Similarly, the regulatory body should move forward in a phased manner in order to save itself from these two extreme circumstances. It is found out that such a model is accepted by most regulatory bodies of South Asian countries in the initial phases of its formation. The operation of the Commission can be divided into the following three stages, from the formation phase until the Commission's maturity:
The first stage shall be of around two years, where the current practices are consolidated, and built on in the form of regulatory instrument, and the Commission's organizational structure, employee and financial regulation are formed. If such is done, the primary stakeholders shall accept the decisions made through the regulatory instruments. Likewise, the decisions shall be implemented conveniently. In this period, all the stakeholders must be made informed about the Commission's jurisdiction, prospective work-plan, etc.

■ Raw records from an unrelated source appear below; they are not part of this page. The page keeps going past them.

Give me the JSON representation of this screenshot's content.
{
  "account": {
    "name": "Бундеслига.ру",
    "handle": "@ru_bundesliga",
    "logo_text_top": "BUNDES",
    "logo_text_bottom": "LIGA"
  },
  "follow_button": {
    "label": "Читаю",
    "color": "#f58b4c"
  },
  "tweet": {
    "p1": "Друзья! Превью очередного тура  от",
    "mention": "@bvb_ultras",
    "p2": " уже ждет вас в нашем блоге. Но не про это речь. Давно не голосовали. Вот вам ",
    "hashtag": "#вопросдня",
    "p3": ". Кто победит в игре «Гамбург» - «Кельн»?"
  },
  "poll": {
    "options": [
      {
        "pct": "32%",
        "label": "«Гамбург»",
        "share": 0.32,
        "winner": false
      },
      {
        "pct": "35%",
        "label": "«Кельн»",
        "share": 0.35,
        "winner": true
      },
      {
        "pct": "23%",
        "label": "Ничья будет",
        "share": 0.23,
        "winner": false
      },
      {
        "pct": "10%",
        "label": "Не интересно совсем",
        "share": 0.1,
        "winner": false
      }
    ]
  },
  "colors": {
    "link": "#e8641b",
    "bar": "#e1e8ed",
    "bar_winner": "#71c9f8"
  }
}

In the second stage, new regulatory instruments are to be implemented upon necessary consultation with the stakeholders. This stage shall be for around two years, during which the Commission shall have itself established as an independent regulatory body.
In the third stage, the Commission shall implement necessary regulatory instruments for the purpose of improving the electricity market and implementing competition. Similarly, the Commission shall attain the capacity to deliver suggestions to the government after having its internal capacity developed fully.
By developing itself through the three stages, the Commission shall use modern technology, sectorial experts, and its structural mechanisms to discuss the current problems in the hydropower sector such as of interest rates, refinancing, debt period, etc. For the long term resolution, the Commission must coordinate with the economic regulatory agencies (such as Nepal Rastra Bank, Securities Board of Nepal, Insurance Board) and Nepal Bankers Association and push for resolution of the problem. In addition to that, the commission will also have to establish and implement standards of good governance for independent power producers.
NEA's financial conditions may be at risk with the extensive expansion in the generation of electricity in the next few years without the certainty in the electricity market. Thus, the construction of the cross-border transmission lines and the power distribution system must be strengthened for this reason. Also, the electricity markets of India and Bangladesh must be integrated with the market of Nepal for the purpose of sale and purchase of electricity, with the help of transmission lines of larger capacity. For the same, the Commission must make a directive pertaining to the cross-border power trade to inspire for the promotion, extension and diversification of the electricity market.
In the end, there is no disparity in the fact that the nation shall reap greater fruits if the challenges along with the opportunities before the Commission are correctly addressed and managed. Thus, the need of the hour is to maintain the recent development in the power sector, to make certain the electricity market, to increase the professionalism among the independent power producers, to draft and implement regulatory instruments, to provide reliable, accessible, affordable and safe electricity service, the coordination and cooperation between all the stakeholders involved in the development of the power sector is a must.
Ram Prasad Dhital Ph.D. is Member | Planning & Monitoring, Regulatory and External Affairs Electricity Regulatory Commission, Nepal